Estate jewelry (often referred to as vintage or antique jewelry) is found in many styles. It adds personality and flair to any outfit, from casual wear to hand-sewn ballroom gowns.
Much of the most popular and sought-after estate jewelry was made from 1714 to the modern day, beginning with the Georgian period and moving through time to Art Organique. Each style is beautiful in its own way; we’ll take a closer look at three of the most collectible.
Victorian Era (1837 -1900)
Spanning 66 years, the Victorian period produced three very distinct jewelry types:
Early Victorian (1837-1855) Also referred to as romantic jewelry, designs from this period often were inspired by nature, and were carefully etched in gold. Favored pieces from this era included large lockets, brooches, earrings and rings for daytime use and vibrant, colored gems and diamonds for evening wear.
Mid-Victorian (1856-1880) Corresponding with the death of Queen Victoria’s husband, designs of this grand era featured somber, dark, heavy stones to represent the period of mourning. Onyx, garnet and amethyst were donned, along with mosaics of shells and gemstones.
Late Victorian (1885-1900) The Aesthetic period saw a revival of color, with jewelers once again using diamonds, sapphires, peridot, etc.

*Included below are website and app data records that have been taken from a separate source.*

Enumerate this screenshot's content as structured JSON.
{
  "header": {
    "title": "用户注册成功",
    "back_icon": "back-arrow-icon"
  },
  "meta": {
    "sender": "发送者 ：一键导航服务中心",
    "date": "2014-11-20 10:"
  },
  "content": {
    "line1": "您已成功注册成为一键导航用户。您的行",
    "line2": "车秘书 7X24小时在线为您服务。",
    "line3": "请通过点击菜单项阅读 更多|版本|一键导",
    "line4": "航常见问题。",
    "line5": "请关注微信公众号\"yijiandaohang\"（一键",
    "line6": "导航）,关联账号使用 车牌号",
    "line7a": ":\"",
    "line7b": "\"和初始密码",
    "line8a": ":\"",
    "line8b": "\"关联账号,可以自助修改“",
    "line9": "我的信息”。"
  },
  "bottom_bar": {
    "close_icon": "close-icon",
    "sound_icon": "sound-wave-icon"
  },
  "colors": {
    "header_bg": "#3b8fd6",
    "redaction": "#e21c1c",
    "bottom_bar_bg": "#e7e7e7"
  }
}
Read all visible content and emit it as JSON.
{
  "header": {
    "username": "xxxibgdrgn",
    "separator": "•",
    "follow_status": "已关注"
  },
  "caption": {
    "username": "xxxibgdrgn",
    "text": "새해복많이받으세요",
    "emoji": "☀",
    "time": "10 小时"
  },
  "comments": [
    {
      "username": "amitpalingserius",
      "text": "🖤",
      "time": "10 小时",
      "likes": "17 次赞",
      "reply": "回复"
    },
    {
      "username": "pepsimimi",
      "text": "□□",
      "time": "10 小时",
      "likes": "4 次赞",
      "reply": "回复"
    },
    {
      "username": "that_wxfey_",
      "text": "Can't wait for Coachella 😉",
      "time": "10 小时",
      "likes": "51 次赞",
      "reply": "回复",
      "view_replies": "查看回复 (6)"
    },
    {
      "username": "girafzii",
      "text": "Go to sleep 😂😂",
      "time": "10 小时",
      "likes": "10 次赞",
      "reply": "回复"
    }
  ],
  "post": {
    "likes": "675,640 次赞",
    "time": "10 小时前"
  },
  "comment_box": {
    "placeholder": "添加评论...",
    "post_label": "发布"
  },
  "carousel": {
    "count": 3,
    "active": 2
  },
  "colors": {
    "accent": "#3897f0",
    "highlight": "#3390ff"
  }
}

Many of the precious stones were placed into star and crescent designs in elaborate pins and brooches.